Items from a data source

▽

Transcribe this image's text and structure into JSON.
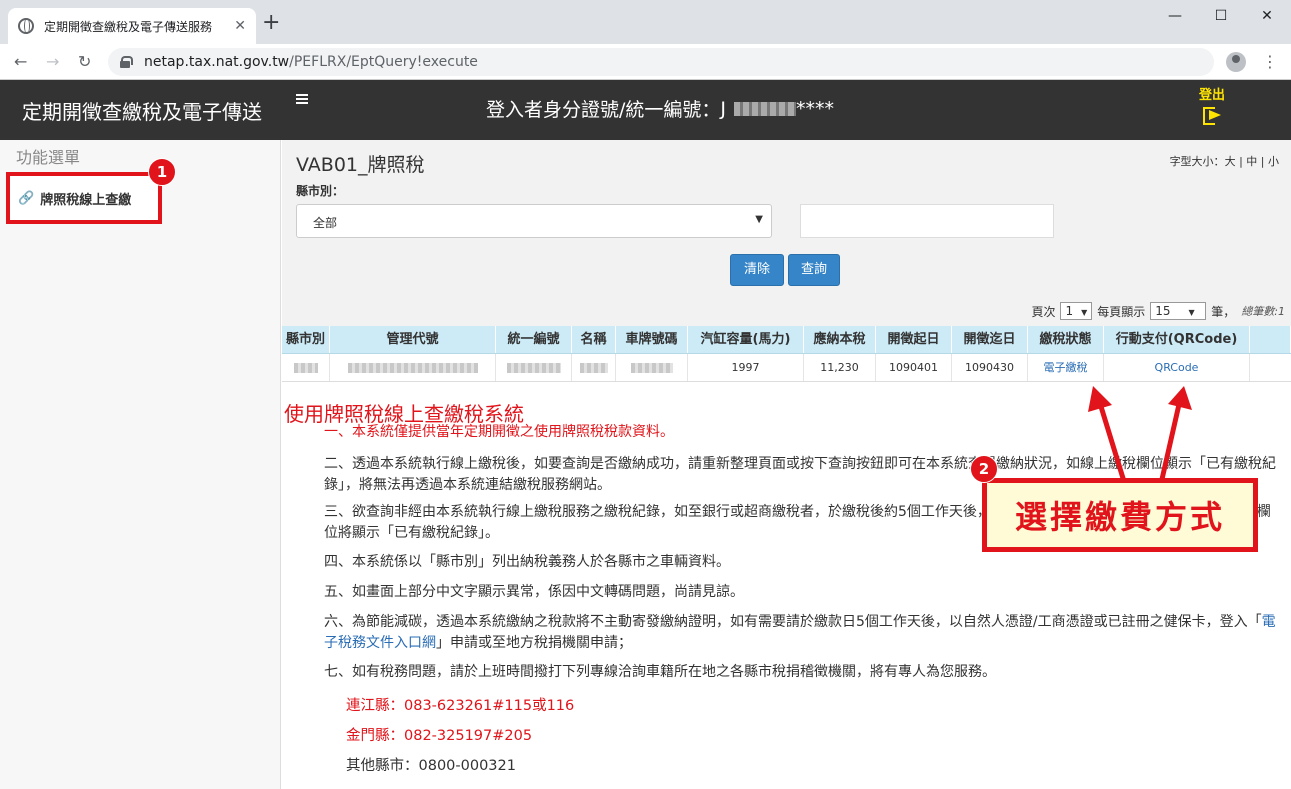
{
  "browser": {
    "tab_title": "定期開徵查繳稅及電子傳送服務",
    "tab_close": "✕",
    "new_tab": "+",
    "url_host": "netap.tax.nat.gov.tw",
    "url_path": "/PEFLRX/EptQuery!execute"
  },
  "header": {
    "app_name": "定期開徵查繳稅及電子傳送",
    "login_label": "登入者身分證號/統一編號：",
    "login_id_prefix": "J",
    "login_id_suffix": "****",
    "logout_label": "登出"
  },
  "sidebar": {
    "title": "功能選單",
    "items": [
      {
        "label": "牌照稅線上查繳"
      }
    ]
  },
  "main": {
    "page_title": "VAB01_牌照稅",
    "font_size": {
      "label": "字型大小：",
      "large": "大",
      "medium": "中",
      "small": "小",
      "sep": "|"
    },
    "county_label": "縣市別：",
    "county_value": "全部",
    "clear_button": "清除",
    "query_button": "查詢",
    "pager": {
      "page_label": "頁次",
      "page_value": "1",
      "per_page_label": "每頁顯示",
      "per_page_value": "15",
      "unit": "筆，",
      "total_label": "總筆數:",
      "total_value": "1"
    }
  },
  "table": {
    "headers": [
      "縣市別",
      "管理代號",
      "統一編號",
      "名稱",
      "車牌號碼",
      "汽缸容量(馬力)",
      "應納本稅",
      "開徵起日",
      "開徵迄日",
      "繳稅狀態",
      "行動支付(QRCode)"
    ],
    "row": {
      "cc": "1997",
      "tax": "11,230",
      "start": "1090401",
      "end": "1090430",
      "pay_status": "電子繳稅",
      "qrcode": "QRCode"
    }
  },
  "notes": {
    "title": "使用牌照稅線上查繳稅系統",
    "n1": "一、本系統僅提供當年定期開徵之使用牌照稅稅款資料。",
    "n2": "二、透過本系統執行線上繳稅後，如要查詢是否繳納成功，請重新整理頁面或按下查詢按鈕即可在本系統查得繳納狀況，如線上繳稅欄位顯示「已有繳稅紀錄」，將無法再透過本系統連結繳稅服務網站。",
    "n3": "三、欲查詢非經由本系統執行線上繳稅服務之繳稅紀錄，如至銀行或超商繳稅者，於繳稅後約5個工作天後，以自然人憑證或已註冊之健保卡，線上繳稅欄位將顯示「已有繳稅紀錄」。",
    "n4": "四、本系統係以「縣市別」列出納稅義務人於各縣市之車輛資料。",
    "n5": "五、如畫面上部分中文字顯示異常，係因中文轉碼問題，尚請見諒。",
    "n6_pre": "六、為節能減碳，透過本系統繳納之稅款將不主動寄發繳納證明，如有需要請於繳款日5個工作天後，以自然人憑證/工商憑證或已註冊之健保卡，登入「",
    "n6_link": "電子稅務文件入口網",
    "n6_post": "」申請或至地方稅捐機關申請；",
    "n7": "七、如有稅務問題，請於上班時間撥打下列專線洽詢車籍所在地之各縣市稅捐稽徵機關，將有專人為您服務。",
    "contacts": [
      {
        "text": "連江縣：083-623261#115或116",
        "color": "#e0141a"
      },
      {
        "text": "金門縣：082-325197#205",
        "color": "#e0141a"
      },
      {
        "text": "其他縣市：0800-000321",
        "color": "#333333"
      }
    ]
  },
  "annotations": {
    "badge1": "1",
    "badge2": "2",
    "callout": "選擇繳費方式",
    "accent_color": "#e0141a"
  }
}
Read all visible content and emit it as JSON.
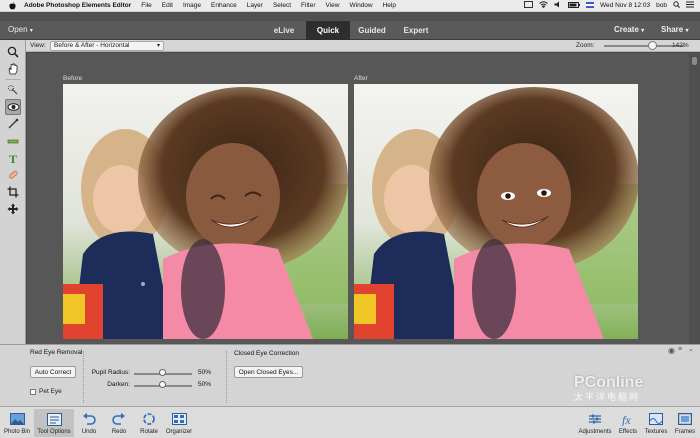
{
  "menubar": {
    "app_name": "Adobe Photoshop Elements Editor",
    "items": [
      "File",
      "Edit",
      "Image",
      "Enhance",
      "Layer",
      "Select",
      "Filter",
      "View",
      "Window",
      "Help"
    ],
    "clock": "Wed Nov 8  12:03",
    "user": "bob"
  },
  "appbar": {
    "open_label": "Open",
    "modes": [
      "eLive",
      "Quick",
      "Guided",
      "Expert"
    ],
    "active_mode": "Quick",
    "create_label": "Create",
    "share_label": "Share"
  },
  "viewbar": {
    "view_label": "View:",
    "view_value": "Before & After - Horizontal",
    "zoom_label": "Zoom:",
    "zoom_value": "142%"
  },
  "canvas": {
    "before_label": "Before",
    "after_label": "After"
  },
  "panel": {
    "red_eye_title": "Red Eye Removal",
    "auto_correct_label": "Auto Correct",
    "pet_eye_label": "Pet Eye",
    "pupil_radius_label": "Pupil Radius:",
    "pupil_radius_value": "50%",
    "pupil_radius_level": 0.5,
    "darken_label": "Darken:",
    "darken_value": "50%",
    "darken_level": 0.5,
    "closed_eye_title": "Closed Eye Correction",
    "open_closed_eyes_label": "Open Closed Eyes..."
  },
  "taskbar": {
    "left": [
      {
        "label": "Photo Bin",
        "icon": "photo-bin-icon"
      },
      {
        "label": "Tool Options",
        "icon": "tool-options-icon"
      },
      {
        "label": "Undo",
        "icon": "undo-icon"
      },
      {
        "label": "Redo",
        "icon": "redo-icon"
      },
      {
        "label": "Rotate",
        "icon": "rotate-icon"
      },
      {
        "label": "Organizer",
        "icon": "organizer-icon"
      }
    ],
    "right": [
      {
        "label": "Adjustments",
        "icon": "adjustments-icon"
      },
      {
        "label": "Effects",
        "icon": "effects-icon"
      },
      {
        "label": "Textures",
        "icon": "textures-icon"
      },
      {
        "label": "Frames",
        "icon": "frames-icon"
      }
    ]
  },
  "watermark": {
    "text": "PConline",
    "sub": "太平洋电脑网"
  }
}
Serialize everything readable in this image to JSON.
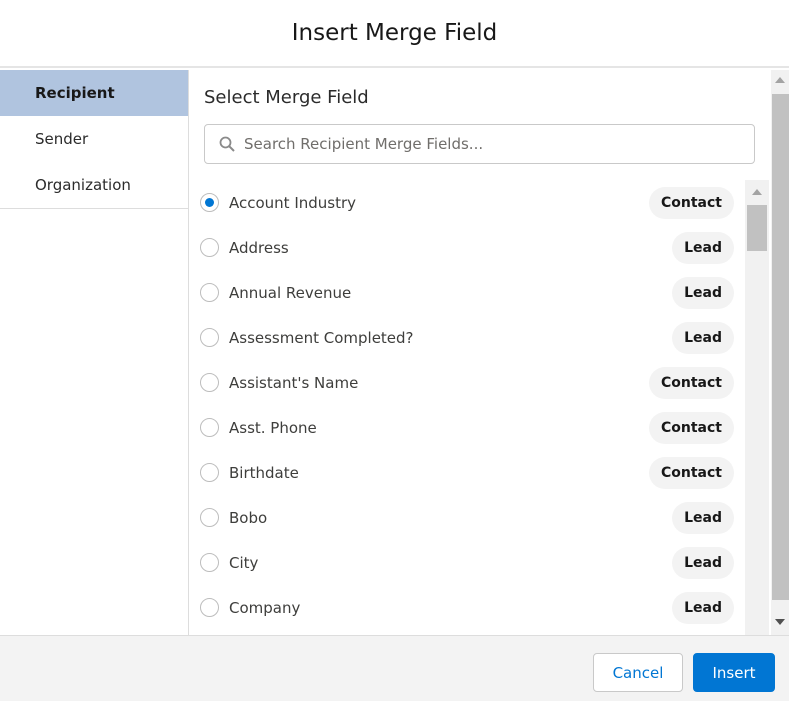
{
  "dialog": {
    "title": "Insert Merge Field"
  },
  "sidebar": {
    "items": [
      {
        "label": "Recipient",
        "active": true
      },
      {
        "label": "Sender"
      },
      {
        "label": "Organization"
      }
    ]
  },
  "main": {
    "heading": "Select Merge Field",
    "search_placeholder": "Search Recipient Merge Fields...",
    "fields": [
      {
        "label": "Account Industry",
        "type": "Contact",
        "selected": true
      },
      {
        "label": "Address",
        "type": "Lead"
      },
      {
        "label": "Annual Revenue",
        "type": "Lead"
      },
      {
        "label": "Assessment Completed?",
        "type": "Lead"
      },
      {
        "label": "Assistant's Name",
        "type": "Contact"
      },
      {
        "label": "Asst. Phone",
        "type": "Contact"
      },
      {
        "label": "Birthdate",
        "type": "Contact"
      },
      {
        "label": "Bobo",
        "type": "Lead"
      },
      {
        "label": "City",
        "type": "Lead"
      },
      {
        "label": "Company",
        "type": "Lead"
      }
    ]
  },
  "footer": {
    "cancel_label": "Cancel",
    "insert_label": "Insert"
  },
  "colors": {
    "accent": "#0176d3",
    "active_tab": "#b0c4df"
  }
}
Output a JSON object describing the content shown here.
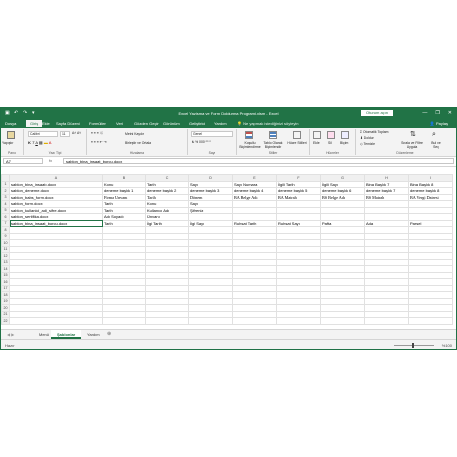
{
  "titlebar": {
    "title": "Excel Yazisma ve Form Doldurma Programi.xlsm  -  Excel",
    "signin": "Oturum açın",
    "minimize": "—",
    "restore": "❐",
    "close": "✕"
  },
  "tabs": [
    "Dosya",
    "Giriş",
    "Ekle",
    "Sayfa Düzeni",
    "Formüller",
    "Veri",
    "Gözden Geçir",
    "Görünüm",
    "Geliştirici",
    "Yardım"
  ],
  "tell_me": "Ne yapmak istediğinizi söyleyin",
  "share": "Paylaş",
  "ribbon": {
    "paste": "Yapıştır",
    "font_name": "Calibri",
    "font_size": "11",
    "wrap_text": "Metni Kaydır",
    "merge_center": "Birleştir ve Ortala",
    "number_format": "Genel",
    "cond_format": "Koşullu Biçimlendirme",
    "format_table": "Tablo Olarak Biçimlendir",
    "cell_styles": "Hücre Stilleri",
    "insert": "Ekle",
    "delete": "Sil",
    "format": "Biçim",
    "autosum": "Otomatik Toplam",
    "fill": "Doldur",
    "clear": "Temizle",
    "sort_filter": "Sırala ve Filtre Uygula",
    "find_select": "Bul ve Seç",
    "groups": [
      "Pano",
      "Yazı Tipi",
      "Hizalama",
      "Sayı",
      "Stiller",
      "Hücreler",
      "Düzenleme"
    ]
  },
  "formula_bar": {
    "name_box": "A7",
    "fx": "fx",
    "formula": "sablon_bina_insaat_borcu.docx"
  },
  "columns": [
    "A",
    "B",
    "C",
    "D",
    "E",
    "F",
    "G",
    "H",
    "I"
  ],
  "rows": [
    [
      "sablon_bina_insaatı.docx",
      "Konu",
      "Tarih",
      "Sayı",
      "Sayı Numara",
      "İlgili Tarih",
      "İlgili Sayı",
      "Bina Başlık 7",
      "Bina Başlık 8"
    ],
    [
      "sablon_deneme.docx",
      "deneme başlık 1",
      "deneme başlık 2",
      "deneme başlık 3",
      "deneme başlık 4",
      "deneme başlık 5",
      "deneme başlık 6",
      "deneme başlık 7",
      "deneme başlık 8"
    ],
    [
      "sablon_babs_form.docx",
      "Firma Unvanı",
      "Tarih",
      "Dönem",
      "BA Belge Adı",
      "BA Matrah",
      "BS Belge Adı",
      "BS Matrah",
      "BA Vergi Dairesi"
    ],
    [
      "sablon_form.docx",
      "Tarih",
      "Konu",
      "Sayı",
      "",
      "",
      "",
      "",
      ""
    ],
    [
      "sablon_kullanici_adi_sifre.docx",
      "Tarih",
      "Kullanıcı Adı",
      "Şifreniz",
      "",
      "",
      "",
      "",
      ""
    ],
    [
      "sablon_sertifika.docx",
      "Adı Soyadı",
      "Ünvanı",
      "",
      "",
      "",
      "",
      "",
      ""
    ],
    [
      "sablon_bina_insaat_borcu.docx",
      "Tarih",
      "İlgi Tarih",
      "İlgi Sayı",
      "Ruhsat Tarih",
      "Ruhsat Sayı",
      "Pafta",
      "Ada",
      "Parsel"
    ]
  ],
  "serif_row_index": 2,
  "total_rows": 22,
  "sheets": [
    "Menü",
    "Şablonlar",
    "Yardım"
  ],
  "active_sheet": 1,
  "status": {
    "ready": "Hazır",
    "zoom": "%100"
  }
}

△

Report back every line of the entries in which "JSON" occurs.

RESULT OF THE TASK
Transcribe this image's text and structure into JSON.
Read all visible content and emit it as JSON.
Serialize everything readable in this image to JSON.
Output a JSON object describing the content shown here.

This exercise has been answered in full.